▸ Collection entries
***

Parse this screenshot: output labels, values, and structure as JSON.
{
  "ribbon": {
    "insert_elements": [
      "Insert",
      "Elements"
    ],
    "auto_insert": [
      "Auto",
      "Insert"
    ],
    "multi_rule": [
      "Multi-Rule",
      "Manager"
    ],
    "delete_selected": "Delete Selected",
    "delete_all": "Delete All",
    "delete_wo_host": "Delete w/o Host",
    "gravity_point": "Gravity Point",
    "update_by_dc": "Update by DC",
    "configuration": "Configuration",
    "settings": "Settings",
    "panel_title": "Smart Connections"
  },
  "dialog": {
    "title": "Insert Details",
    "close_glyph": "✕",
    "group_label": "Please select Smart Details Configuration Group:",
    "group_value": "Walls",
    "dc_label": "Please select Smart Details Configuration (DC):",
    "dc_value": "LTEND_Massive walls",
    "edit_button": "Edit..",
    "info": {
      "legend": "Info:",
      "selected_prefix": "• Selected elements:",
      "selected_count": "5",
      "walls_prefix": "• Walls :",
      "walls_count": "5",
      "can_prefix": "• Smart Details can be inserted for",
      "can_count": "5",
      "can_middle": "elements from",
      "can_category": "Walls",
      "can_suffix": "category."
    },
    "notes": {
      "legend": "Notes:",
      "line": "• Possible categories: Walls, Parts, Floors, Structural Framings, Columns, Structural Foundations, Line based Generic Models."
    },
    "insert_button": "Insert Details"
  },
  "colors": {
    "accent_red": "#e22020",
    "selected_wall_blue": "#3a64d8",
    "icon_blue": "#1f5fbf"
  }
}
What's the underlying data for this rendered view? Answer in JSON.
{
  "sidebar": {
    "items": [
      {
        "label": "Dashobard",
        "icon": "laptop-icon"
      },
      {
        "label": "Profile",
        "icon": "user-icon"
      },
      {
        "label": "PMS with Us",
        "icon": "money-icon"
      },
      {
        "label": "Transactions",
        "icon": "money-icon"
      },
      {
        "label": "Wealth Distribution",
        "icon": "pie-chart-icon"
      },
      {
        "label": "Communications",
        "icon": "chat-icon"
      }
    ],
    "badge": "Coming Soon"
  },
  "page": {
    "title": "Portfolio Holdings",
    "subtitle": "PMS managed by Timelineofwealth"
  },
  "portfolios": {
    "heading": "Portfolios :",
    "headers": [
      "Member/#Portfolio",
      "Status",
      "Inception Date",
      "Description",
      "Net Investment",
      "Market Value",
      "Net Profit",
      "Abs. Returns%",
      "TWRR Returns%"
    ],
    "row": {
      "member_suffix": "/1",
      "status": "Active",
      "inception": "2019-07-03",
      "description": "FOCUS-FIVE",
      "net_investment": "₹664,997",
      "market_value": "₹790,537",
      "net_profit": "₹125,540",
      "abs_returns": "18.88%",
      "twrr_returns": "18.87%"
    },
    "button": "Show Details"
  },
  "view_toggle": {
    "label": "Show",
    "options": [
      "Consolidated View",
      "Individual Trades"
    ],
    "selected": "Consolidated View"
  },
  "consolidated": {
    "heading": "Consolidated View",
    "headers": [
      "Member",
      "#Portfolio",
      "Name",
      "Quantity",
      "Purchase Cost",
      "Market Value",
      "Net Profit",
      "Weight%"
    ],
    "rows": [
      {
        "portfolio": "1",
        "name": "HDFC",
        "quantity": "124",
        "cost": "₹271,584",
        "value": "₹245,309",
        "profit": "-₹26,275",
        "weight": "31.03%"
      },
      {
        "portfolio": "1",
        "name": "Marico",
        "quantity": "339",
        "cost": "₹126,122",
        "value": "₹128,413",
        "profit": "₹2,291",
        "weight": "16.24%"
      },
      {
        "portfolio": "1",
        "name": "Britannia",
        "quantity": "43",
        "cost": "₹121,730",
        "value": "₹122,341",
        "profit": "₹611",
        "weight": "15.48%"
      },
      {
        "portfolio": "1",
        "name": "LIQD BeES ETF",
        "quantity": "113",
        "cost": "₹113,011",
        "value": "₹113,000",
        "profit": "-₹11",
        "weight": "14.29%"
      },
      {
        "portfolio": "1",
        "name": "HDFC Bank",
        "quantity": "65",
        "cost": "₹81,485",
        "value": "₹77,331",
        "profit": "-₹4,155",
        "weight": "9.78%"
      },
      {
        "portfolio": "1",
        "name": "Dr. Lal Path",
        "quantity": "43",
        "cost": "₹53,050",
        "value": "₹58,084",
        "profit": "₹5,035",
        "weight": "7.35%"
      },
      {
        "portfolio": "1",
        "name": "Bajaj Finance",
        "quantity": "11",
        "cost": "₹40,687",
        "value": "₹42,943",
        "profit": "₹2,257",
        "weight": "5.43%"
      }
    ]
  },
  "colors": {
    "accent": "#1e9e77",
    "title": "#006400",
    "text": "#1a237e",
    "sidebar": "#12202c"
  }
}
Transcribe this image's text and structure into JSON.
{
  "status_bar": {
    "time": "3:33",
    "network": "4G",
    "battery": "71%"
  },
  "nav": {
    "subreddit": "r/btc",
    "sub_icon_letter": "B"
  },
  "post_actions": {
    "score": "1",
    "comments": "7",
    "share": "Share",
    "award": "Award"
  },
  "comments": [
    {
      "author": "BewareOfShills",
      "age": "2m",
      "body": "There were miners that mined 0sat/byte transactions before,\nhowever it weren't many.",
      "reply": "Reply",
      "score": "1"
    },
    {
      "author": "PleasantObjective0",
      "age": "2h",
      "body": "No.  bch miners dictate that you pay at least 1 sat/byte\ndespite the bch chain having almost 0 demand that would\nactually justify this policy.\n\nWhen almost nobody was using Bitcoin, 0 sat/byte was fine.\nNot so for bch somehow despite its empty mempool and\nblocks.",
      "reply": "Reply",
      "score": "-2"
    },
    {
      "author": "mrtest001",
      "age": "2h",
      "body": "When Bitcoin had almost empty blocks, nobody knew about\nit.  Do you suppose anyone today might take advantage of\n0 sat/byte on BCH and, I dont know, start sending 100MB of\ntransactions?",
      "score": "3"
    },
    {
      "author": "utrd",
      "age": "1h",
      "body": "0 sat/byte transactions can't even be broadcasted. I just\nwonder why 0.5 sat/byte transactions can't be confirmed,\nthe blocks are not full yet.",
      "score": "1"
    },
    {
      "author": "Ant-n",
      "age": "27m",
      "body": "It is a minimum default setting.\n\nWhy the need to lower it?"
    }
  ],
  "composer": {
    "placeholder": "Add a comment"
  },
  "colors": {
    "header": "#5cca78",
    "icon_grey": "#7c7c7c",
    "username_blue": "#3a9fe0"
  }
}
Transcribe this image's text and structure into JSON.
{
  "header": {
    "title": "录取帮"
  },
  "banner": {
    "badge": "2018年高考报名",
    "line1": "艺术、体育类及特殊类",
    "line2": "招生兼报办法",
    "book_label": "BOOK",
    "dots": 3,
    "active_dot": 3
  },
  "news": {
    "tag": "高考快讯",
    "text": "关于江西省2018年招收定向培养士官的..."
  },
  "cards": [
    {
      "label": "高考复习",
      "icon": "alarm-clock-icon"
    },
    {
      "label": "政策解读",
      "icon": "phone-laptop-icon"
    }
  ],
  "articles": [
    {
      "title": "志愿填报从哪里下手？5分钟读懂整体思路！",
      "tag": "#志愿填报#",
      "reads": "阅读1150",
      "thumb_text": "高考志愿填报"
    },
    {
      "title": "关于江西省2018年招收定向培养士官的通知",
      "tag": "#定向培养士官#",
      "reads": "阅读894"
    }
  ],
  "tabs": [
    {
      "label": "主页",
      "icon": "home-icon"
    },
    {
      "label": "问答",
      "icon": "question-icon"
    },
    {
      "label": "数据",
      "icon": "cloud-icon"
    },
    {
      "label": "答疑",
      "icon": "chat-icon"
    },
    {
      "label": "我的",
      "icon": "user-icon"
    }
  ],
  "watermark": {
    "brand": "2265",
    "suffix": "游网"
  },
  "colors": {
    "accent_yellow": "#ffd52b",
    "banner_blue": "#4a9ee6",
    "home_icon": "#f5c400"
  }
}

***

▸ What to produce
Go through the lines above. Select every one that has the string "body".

▸ Your solution
      "body": "There were miners that mined 0sat/byte transactions before,\nhowever it weren't many.",
      "body": "No.  bch miners dictate that you pay at least 1 sat/byte\ndespite the bch chain having almost 0 demand that would\nactually justify this policy.\n\nWhen almost nobody was using Bitcoin, 0 sat/byte was fine.\nNot so for bch somehow despite its empty mempool and\nblocks.",
      "body": "When Bitcoin had almost empty blocks, nobody knew about\nit.  Do you suppose anyone today might take advantage of\n0 sat/byte on BCH and, I dont know, start sending 100MB of\ntransactions?",
      "body": "0 sat/byte transactions can't even be broadcasted. I just\nwonder why 0.5 sat/byte transactions can't be confirmed,\nthe blocks are not full yet.",
      "body": "It is a minimum default setting.\n\nWhy the need to lower it?"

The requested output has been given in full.